The 2018 ACEAP cohort: Dr. Stephen Case, Kyle Jeter, Tiffany Stone Wolbrecht, Moiya McTier, Yasmin Catricheo, Dr. Nicolle Zellner, Eileen Grzbowski, Shari Lifson, John Goar, front: Samara Nagle. (Ed Ting (ACEAP/NSF))
This bond is shared among other ACEAP cohorts and facilitates a fundamental purpose of the ACEAP program—to spread the word about Chilean astronomy. This requirement of the program is easy. Chile is a beautiful country rich in culture and geologic wonders whose unique geography provides the clear, dry weather and high elevations ideal for ground-based observatories.
Since the 1960s, Chile has been home to a growing astronomy infrastructure that today sits on the forefront of scientific discovery. In the next decade, 70 percent of the world’s astronomical observing capacity will be in Chile. Clearly, Chile is a key player in the global pursuit of astronomy.
Atacama Large Millimeter-submillimeter Array (ALMA)
Dr. Stephen Case: I was interested in learning about the people and the science behind the huge telescopes that bring us knowledge of, for instance, young planets forming around distant stars. And in this respect, the ACEAP trip helped transform my own understanding of the stories of these instruments. Take ALMA for instance, the Atacama Large Millimeter-submillimeter Array. ALMA is the world’s most advanced radio telescope, a cluster of 66 radio antennas located on the Chajnantor Plateau about 5,050 meters (16,500 feet) above the Atacama Desert. We’ve all probably seen the incredible images of proto-planetary disks from ALMA, showing concentric ring structures indicating young planets carving paths through dust. (The European Southern Observatory’s Very Large Telescope—also in Chile—has recently gone even further, taking the first direct image of a forming planet around a young star.)
HL Tauri (ALMA)
But the intersection of astronomy with STEM, and in particular new disciplines such as data processing and archiving, is going to take a quantum leap forward with another major observatory currently under construction in Chile: the Large Synoptic Survey Telescope. Unfortunately, severe weather made it impossible for us to visit the LSST construction site on the summit of Cerro Pachon (though we were able to view it from afar on the neighboring Cerro Tololo). While we didn’t visit LSST, we met with the educational outreach coordinator for the project in Chile and learned quite a bit about the science behind the instrument.
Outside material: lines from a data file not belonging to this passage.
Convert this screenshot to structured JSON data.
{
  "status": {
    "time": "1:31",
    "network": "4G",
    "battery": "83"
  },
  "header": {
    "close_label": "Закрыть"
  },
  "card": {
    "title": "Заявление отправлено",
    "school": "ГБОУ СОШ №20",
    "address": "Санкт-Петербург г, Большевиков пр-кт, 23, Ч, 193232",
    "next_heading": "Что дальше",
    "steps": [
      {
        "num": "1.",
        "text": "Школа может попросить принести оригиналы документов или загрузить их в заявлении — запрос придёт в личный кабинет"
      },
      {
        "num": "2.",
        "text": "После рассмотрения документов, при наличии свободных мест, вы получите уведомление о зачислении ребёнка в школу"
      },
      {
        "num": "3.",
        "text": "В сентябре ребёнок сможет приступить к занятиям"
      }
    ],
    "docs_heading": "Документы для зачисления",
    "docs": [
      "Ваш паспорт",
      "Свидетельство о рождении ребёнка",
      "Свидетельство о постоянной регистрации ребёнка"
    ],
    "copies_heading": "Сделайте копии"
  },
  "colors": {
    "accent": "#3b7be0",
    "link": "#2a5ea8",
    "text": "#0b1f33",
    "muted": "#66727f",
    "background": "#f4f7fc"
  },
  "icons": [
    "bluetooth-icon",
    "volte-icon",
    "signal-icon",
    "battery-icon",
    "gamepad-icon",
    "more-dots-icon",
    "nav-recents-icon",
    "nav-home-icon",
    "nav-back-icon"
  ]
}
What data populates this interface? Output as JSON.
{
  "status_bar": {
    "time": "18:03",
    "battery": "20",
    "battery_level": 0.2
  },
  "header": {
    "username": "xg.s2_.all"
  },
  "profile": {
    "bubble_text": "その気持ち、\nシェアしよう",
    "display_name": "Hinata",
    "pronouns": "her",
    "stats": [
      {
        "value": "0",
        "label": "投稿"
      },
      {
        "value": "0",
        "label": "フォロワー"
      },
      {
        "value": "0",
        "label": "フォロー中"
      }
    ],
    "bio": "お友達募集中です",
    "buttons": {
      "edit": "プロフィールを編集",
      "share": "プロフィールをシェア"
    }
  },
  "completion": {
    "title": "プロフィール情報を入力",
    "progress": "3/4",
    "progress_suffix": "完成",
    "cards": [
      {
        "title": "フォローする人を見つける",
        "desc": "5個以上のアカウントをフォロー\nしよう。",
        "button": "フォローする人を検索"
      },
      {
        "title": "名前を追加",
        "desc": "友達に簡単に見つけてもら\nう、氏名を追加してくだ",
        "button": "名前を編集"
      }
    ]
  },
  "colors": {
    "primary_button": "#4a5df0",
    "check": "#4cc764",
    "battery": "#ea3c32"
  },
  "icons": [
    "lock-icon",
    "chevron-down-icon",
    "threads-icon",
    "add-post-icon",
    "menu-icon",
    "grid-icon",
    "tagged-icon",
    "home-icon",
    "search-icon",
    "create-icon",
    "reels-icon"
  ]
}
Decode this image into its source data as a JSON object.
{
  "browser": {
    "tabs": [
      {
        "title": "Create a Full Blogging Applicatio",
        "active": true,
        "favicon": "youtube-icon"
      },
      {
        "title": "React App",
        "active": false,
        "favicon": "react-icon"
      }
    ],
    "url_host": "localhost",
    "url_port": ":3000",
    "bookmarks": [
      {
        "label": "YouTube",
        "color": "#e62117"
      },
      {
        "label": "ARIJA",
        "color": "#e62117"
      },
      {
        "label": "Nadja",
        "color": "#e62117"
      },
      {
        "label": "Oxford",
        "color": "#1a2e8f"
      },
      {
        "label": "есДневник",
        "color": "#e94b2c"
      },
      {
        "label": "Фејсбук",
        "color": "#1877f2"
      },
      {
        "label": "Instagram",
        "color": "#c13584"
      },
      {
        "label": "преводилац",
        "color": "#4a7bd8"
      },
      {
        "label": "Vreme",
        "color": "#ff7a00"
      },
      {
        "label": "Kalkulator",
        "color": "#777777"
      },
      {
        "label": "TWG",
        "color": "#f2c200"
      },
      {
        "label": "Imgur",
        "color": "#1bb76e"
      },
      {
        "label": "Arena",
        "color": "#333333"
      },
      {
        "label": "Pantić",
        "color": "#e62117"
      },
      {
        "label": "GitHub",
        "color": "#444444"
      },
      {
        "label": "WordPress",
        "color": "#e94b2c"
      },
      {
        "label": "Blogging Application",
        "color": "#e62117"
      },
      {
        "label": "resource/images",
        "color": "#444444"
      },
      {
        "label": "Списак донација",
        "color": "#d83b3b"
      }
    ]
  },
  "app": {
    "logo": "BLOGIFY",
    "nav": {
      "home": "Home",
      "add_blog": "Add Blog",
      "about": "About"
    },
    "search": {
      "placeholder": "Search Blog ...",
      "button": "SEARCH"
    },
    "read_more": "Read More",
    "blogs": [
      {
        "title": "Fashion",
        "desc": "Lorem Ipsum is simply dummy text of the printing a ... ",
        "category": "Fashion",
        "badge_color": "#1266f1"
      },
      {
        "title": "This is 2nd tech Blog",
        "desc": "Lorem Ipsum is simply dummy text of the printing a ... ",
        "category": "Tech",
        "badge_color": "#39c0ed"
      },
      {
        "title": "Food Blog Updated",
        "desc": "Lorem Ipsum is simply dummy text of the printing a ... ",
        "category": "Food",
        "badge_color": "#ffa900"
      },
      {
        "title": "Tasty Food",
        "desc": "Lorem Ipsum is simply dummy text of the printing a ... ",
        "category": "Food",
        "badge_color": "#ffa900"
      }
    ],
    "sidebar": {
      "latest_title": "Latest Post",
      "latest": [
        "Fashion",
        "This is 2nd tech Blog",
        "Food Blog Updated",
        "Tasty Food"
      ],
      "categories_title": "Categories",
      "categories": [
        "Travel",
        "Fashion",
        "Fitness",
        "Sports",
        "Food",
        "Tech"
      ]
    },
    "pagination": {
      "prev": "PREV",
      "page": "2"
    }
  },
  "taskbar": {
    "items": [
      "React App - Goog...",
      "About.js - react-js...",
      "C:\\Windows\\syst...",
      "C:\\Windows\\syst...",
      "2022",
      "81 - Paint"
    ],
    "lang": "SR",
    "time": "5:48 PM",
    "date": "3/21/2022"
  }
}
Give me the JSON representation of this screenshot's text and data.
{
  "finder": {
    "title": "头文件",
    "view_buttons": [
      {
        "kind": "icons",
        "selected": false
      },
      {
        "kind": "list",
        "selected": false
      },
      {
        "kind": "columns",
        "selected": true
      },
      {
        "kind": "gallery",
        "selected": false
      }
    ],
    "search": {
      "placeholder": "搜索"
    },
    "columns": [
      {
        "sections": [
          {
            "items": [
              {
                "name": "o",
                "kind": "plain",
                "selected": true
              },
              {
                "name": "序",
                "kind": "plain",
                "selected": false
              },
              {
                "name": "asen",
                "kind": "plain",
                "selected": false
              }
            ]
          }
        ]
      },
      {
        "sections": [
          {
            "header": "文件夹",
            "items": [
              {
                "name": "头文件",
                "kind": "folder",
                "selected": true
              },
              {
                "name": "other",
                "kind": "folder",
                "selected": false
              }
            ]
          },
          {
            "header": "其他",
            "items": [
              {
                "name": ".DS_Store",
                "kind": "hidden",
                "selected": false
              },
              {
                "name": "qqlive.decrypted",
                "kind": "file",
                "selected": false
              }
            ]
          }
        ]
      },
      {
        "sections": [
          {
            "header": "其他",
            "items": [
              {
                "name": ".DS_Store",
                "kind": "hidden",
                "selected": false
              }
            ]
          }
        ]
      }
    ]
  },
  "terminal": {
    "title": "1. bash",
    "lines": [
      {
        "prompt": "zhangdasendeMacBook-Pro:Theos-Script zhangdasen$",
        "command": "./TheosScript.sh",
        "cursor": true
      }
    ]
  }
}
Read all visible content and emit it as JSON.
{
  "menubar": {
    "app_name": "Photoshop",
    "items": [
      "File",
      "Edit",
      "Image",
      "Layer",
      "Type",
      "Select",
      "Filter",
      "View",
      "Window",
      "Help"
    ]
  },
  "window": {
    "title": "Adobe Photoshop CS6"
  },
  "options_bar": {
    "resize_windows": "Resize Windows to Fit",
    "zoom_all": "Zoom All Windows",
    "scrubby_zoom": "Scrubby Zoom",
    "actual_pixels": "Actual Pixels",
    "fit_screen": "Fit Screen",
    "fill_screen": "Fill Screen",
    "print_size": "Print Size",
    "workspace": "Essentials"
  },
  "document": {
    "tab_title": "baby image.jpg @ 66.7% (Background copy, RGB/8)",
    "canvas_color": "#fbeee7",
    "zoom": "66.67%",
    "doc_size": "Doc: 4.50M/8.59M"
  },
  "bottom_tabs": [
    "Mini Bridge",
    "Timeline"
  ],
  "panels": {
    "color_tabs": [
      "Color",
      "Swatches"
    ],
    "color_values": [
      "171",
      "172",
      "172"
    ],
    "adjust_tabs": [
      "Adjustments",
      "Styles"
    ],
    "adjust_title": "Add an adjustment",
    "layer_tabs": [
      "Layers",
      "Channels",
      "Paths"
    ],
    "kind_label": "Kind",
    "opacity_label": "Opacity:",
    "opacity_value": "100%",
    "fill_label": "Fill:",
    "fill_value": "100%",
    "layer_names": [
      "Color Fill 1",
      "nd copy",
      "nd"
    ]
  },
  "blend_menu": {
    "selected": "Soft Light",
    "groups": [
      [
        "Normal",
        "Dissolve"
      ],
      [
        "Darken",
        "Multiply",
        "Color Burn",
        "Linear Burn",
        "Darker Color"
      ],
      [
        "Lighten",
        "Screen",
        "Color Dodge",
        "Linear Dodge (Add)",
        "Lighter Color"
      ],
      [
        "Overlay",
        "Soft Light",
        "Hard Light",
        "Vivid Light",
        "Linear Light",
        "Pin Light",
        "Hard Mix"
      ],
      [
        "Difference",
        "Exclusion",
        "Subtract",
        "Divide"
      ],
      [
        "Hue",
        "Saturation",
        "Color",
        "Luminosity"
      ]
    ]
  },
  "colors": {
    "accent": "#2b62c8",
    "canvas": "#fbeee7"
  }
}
I don’t think it’s too much of an exaggeration to say that the LSST, when it sees first light in 2020, will transform observational astronomy and create entirely new related disciplines.
Dr. Nicolle Zellner and Samara Nagle: We are honored to have been selected as ACEAP ambassadors this year, and we believe that all of us left a piece of our hearts in Chile. It’s a wonderful country with a rich culture, delicious cuisine, and friendly locals. Not to mention those skies… With just a little bit of practice, we took some amazing pictures and have wonderful memories—and new friendships.
Note: ACEAP is seeking renewal of funding from the National Science Foundation and anticipates funding will continue. ACEAP plans to accept applications for 2019 soon! Astronomy educators are encouraged to visit the ACEAP website for information on the application process.
Blanco Telescope, Cerro Tololo (J. Goar)